<<<<

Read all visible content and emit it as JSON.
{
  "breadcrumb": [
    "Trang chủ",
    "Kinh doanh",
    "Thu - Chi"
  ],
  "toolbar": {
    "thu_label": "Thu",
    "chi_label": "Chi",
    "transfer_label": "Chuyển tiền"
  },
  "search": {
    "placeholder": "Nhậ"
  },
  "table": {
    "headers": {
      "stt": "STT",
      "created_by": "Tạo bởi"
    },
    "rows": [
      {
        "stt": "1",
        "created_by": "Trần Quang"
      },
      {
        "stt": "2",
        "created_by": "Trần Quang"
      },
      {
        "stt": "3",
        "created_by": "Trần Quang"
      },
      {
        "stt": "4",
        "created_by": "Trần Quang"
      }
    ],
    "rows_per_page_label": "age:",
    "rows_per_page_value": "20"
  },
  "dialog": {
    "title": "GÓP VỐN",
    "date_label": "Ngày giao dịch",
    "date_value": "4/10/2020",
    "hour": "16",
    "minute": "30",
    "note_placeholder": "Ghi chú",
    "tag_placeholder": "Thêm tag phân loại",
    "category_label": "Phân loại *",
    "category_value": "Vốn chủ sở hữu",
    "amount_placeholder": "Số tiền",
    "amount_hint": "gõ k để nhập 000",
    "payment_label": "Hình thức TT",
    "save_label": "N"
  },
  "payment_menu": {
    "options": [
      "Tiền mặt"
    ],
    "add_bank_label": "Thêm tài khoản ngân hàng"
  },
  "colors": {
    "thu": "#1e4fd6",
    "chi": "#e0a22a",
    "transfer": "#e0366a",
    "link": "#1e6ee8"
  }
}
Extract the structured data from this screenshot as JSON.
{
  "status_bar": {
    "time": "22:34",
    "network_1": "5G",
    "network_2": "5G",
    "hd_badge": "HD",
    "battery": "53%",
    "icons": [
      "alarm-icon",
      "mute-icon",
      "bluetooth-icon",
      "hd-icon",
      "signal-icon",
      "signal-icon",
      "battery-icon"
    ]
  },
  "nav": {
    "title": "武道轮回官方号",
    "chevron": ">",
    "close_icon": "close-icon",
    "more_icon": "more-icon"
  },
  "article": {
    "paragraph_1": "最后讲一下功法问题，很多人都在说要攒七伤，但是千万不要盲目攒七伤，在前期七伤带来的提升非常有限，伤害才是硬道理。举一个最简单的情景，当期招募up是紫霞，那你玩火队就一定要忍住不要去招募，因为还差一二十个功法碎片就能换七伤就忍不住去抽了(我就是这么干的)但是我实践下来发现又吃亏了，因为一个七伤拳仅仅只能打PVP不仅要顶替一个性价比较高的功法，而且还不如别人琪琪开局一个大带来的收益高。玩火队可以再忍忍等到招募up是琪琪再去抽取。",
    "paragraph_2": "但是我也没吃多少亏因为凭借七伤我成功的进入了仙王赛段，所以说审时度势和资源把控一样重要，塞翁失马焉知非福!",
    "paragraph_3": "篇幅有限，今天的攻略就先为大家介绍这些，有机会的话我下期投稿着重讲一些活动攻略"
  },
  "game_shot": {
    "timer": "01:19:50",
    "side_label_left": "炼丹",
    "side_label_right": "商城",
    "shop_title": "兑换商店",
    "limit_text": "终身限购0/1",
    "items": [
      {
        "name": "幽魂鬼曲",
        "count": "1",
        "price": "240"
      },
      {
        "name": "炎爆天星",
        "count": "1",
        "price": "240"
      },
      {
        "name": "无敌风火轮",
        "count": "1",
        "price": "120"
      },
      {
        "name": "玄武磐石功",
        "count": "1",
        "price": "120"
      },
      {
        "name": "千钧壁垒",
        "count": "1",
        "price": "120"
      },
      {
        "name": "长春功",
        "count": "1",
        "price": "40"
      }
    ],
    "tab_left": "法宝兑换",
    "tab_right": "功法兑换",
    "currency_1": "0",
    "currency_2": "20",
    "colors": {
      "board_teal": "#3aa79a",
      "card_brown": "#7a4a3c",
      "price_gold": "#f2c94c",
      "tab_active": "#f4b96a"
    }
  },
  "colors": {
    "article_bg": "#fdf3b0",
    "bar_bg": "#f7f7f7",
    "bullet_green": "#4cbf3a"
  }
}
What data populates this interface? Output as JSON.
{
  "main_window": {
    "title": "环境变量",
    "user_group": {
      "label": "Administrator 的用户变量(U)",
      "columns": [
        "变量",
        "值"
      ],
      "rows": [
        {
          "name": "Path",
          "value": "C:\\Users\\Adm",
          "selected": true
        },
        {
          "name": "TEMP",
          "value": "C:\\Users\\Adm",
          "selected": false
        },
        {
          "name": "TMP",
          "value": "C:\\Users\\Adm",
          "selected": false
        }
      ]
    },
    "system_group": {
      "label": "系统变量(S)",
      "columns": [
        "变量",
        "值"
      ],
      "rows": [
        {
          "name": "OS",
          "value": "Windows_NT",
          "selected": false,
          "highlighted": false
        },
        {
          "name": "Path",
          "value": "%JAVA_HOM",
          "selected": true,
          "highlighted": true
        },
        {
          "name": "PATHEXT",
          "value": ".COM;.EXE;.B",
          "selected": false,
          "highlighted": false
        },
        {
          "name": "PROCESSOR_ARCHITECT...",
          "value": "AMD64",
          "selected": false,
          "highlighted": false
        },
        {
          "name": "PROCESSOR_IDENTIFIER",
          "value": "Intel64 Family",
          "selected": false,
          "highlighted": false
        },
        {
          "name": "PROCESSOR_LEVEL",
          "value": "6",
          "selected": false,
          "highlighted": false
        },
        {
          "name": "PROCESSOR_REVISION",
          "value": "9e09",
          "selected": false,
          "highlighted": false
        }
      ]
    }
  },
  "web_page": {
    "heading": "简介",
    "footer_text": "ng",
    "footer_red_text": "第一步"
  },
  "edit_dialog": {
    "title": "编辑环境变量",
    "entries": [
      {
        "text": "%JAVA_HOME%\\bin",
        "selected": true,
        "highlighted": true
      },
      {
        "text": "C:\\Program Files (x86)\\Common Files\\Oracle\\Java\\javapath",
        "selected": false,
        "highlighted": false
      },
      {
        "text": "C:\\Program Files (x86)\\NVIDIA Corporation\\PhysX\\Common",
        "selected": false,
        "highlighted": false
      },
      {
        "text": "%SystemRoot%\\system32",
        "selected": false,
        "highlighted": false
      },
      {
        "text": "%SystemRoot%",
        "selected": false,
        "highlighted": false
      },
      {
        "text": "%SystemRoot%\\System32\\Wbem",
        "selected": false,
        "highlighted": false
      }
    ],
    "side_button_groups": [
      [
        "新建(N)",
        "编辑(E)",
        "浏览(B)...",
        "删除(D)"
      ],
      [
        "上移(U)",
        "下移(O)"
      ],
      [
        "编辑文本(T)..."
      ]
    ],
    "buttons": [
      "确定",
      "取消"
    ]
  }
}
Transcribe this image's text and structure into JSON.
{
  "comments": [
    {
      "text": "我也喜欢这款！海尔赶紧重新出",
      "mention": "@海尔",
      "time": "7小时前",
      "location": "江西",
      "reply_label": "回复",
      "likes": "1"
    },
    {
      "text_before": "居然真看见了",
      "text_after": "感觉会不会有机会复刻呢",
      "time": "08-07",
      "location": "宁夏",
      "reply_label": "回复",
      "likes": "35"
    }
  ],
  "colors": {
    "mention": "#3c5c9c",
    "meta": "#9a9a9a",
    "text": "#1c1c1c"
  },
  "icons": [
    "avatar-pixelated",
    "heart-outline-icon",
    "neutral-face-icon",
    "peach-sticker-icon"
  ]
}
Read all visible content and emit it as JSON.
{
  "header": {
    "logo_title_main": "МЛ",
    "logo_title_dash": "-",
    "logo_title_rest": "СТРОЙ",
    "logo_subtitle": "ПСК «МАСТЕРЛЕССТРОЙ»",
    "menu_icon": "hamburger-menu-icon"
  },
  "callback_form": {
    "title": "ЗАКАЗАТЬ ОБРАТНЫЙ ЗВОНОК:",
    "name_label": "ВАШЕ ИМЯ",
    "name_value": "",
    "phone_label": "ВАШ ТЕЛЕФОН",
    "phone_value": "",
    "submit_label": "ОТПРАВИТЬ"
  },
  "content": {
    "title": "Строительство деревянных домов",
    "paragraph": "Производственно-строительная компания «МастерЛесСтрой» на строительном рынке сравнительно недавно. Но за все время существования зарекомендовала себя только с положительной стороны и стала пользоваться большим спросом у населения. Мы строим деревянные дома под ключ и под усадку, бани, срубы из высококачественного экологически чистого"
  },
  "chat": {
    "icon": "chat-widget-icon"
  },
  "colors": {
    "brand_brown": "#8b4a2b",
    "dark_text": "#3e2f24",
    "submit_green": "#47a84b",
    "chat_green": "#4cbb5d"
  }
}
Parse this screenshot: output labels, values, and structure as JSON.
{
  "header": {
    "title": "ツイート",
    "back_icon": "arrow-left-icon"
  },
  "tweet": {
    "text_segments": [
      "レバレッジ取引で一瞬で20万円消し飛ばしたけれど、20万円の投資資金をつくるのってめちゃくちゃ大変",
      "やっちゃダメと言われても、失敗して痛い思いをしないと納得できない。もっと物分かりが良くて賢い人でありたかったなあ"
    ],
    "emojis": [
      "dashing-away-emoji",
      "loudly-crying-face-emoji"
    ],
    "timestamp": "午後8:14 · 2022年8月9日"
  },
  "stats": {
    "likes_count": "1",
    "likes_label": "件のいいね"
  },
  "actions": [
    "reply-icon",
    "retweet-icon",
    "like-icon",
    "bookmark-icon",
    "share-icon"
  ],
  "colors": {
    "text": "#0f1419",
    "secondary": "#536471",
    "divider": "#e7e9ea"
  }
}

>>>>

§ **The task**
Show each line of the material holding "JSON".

§ **Solution for this task**
Read all visible content and emit it as JSON.
Extract the structured data from this screenshot as JSON.
What data populates this interface? Output as JSON.
Transcribe this image's text and structure into JSON.
Read all visible content and emit it as JSON.
Parse this screenshot: output labels, values, and structure as JSON.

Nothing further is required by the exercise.